EXERCISE AIM:
With the string "callout" as the filter, copy each matching line from the records.

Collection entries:

⟨

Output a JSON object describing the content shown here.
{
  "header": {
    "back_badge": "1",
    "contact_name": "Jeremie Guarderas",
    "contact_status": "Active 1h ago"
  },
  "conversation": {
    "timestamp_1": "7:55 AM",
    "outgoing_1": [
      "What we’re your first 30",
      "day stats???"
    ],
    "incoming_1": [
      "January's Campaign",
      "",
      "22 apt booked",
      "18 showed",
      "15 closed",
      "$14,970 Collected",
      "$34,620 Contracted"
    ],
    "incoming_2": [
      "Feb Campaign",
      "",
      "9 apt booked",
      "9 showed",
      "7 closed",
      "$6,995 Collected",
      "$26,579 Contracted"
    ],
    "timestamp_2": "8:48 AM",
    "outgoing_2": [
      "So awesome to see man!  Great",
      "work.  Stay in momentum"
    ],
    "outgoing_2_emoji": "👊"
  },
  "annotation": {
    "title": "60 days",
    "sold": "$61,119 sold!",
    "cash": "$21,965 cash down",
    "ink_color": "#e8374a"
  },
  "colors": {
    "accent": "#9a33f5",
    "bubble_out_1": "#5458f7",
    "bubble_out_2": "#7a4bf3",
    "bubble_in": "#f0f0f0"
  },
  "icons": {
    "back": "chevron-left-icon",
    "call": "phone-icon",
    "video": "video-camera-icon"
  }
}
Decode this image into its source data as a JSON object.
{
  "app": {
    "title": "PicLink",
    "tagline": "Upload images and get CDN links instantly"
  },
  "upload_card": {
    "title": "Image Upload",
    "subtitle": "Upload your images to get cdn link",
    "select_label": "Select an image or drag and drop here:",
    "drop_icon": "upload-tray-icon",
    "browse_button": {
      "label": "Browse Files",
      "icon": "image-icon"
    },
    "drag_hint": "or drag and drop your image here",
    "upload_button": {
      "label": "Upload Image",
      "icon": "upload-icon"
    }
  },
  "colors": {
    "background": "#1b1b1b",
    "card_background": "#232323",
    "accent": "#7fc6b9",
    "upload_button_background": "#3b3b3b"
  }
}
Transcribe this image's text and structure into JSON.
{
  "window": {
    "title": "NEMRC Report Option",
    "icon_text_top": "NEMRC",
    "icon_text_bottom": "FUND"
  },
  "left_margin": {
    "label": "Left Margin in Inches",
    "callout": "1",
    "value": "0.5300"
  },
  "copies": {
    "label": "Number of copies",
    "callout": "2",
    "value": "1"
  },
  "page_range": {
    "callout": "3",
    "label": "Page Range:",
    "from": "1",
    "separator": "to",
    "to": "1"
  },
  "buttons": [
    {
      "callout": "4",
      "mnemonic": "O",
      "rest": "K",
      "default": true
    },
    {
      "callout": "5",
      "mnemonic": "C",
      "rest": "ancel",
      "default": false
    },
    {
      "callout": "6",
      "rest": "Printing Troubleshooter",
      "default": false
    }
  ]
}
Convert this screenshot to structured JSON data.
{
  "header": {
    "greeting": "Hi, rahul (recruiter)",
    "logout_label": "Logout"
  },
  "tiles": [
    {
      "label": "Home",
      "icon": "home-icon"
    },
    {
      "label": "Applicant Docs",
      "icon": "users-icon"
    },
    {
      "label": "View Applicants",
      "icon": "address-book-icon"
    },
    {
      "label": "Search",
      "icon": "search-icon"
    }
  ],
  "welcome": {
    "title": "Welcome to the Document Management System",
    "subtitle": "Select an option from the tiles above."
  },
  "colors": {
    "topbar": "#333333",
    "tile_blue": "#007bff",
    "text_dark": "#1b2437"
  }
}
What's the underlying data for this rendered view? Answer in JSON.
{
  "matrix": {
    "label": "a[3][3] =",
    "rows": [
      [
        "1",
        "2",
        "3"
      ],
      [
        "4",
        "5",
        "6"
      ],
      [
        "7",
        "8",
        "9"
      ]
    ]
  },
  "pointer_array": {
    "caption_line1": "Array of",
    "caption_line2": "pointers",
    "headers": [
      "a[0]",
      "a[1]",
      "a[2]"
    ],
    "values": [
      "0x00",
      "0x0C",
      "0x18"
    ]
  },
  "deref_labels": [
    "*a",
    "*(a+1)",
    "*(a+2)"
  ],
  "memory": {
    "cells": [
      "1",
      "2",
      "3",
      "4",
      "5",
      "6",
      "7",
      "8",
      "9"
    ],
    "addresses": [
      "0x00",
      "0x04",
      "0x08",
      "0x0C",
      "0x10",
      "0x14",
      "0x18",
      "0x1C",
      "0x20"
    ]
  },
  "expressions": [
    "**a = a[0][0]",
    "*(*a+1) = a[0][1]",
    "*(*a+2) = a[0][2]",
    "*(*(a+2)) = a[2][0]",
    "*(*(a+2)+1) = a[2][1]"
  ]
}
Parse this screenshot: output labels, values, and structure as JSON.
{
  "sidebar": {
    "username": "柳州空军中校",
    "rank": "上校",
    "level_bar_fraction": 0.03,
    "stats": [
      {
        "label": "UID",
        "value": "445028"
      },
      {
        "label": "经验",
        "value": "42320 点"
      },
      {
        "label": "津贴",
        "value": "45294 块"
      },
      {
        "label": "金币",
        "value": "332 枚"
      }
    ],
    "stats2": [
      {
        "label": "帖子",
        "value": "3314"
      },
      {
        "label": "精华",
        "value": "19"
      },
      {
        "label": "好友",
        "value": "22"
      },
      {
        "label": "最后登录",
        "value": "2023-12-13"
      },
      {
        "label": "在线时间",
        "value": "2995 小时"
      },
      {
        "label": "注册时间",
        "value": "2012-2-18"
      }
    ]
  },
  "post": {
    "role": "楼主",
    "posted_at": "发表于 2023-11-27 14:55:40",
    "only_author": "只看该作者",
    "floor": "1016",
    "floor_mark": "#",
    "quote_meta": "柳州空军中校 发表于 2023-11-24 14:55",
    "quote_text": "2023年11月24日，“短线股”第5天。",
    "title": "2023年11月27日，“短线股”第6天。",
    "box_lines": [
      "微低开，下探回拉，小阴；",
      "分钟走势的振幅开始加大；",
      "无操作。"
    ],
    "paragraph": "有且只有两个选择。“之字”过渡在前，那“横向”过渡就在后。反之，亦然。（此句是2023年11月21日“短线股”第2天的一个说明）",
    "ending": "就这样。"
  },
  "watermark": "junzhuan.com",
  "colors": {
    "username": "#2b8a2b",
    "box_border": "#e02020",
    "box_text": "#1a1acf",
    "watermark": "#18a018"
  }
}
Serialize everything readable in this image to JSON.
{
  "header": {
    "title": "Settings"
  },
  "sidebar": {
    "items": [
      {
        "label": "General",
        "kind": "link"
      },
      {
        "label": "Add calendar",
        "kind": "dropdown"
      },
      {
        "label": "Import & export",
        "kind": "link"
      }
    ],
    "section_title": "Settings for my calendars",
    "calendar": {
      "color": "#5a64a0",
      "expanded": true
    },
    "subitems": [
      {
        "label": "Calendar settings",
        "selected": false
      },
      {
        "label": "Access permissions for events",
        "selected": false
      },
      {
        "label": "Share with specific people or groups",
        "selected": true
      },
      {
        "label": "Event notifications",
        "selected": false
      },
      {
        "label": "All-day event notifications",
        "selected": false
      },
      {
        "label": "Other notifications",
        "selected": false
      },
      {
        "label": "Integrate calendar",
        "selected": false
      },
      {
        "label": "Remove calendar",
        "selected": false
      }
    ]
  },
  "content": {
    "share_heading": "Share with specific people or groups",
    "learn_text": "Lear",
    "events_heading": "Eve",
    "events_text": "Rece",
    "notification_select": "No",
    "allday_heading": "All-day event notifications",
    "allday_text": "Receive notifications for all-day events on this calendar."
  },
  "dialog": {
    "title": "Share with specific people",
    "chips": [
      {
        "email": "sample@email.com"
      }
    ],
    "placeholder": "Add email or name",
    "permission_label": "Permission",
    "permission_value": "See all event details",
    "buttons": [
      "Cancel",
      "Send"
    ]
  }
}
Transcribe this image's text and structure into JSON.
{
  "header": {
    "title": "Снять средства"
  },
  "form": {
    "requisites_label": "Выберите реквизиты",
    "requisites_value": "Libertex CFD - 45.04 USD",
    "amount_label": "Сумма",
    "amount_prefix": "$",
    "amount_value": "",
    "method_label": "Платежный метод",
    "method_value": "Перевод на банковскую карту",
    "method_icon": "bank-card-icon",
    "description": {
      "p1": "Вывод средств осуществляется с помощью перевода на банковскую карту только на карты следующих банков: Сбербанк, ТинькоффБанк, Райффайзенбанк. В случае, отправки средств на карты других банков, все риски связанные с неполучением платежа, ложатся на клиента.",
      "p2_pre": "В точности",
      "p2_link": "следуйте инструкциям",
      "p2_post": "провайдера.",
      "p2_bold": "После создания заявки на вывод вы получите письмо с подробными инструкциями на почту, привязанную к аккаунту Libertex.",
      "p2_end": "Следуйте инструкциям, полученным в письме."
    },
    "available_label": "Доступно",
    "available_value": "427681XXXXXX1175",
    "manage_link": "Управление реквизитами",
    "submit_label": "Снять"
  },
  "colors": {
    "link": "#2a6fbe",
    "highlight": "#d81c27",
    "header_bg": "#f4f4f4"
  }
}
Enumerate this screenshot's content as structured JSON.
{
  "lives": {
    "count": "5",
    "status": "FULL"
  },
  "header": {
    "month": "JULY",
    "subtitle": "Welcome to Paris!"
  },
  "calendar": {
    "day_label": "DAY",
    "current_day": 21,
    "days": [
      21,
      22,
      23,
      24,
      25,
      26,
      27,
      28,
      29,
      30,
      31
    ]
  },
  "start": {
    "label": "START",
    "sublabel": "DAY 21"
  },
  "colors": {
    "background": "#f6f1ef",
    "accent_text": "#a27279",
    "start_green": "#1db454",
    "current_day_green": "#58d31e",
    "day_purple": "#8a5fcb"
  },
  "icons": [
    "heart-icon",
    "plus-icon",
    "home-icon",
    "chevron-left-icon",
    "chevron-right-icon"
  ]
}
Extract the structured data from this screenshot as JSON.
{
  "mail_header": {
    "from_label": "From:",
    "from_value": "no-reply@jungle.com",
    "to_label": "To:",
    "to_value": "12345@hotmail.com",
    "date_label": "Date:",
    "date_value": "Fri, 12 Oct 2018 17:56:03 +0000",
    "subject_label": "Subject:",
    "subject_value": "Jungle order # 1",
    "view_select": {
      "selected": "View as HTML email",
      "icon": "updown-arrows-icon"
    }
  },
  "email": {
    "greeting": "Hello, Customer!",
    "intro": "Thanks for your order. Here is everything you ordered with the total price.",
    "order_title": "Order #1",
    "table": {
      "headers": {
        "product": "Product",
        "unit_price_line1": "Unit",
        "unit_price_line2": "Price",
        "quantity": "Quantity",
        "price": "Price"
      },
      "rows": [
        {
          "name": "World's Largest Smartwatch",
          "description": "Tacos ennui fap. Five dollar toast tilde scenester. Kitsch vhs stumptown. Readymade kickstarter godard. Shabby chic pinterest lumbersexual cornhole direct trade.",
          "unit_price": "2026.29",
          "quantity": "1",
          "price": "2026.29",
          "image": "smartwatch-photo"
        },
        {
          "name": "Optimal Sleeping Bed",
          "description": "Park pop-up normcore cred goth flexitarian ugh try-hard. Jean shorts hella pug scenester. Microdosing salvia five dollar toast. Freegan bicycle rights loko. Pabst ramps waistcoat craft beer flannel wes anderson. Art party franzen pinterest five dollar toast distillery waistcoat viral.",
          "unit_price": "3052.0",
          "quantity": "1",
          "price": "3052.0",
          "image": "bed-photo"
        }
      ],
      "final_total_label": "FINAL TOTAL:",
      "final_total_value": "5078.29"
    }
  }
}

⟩

EXERCISE OUTPUT:
    "callout": "1",
    "callout": "2",
    "callout": "3",
      "callout": "4",
      "callout": "5",
      "callout": "6",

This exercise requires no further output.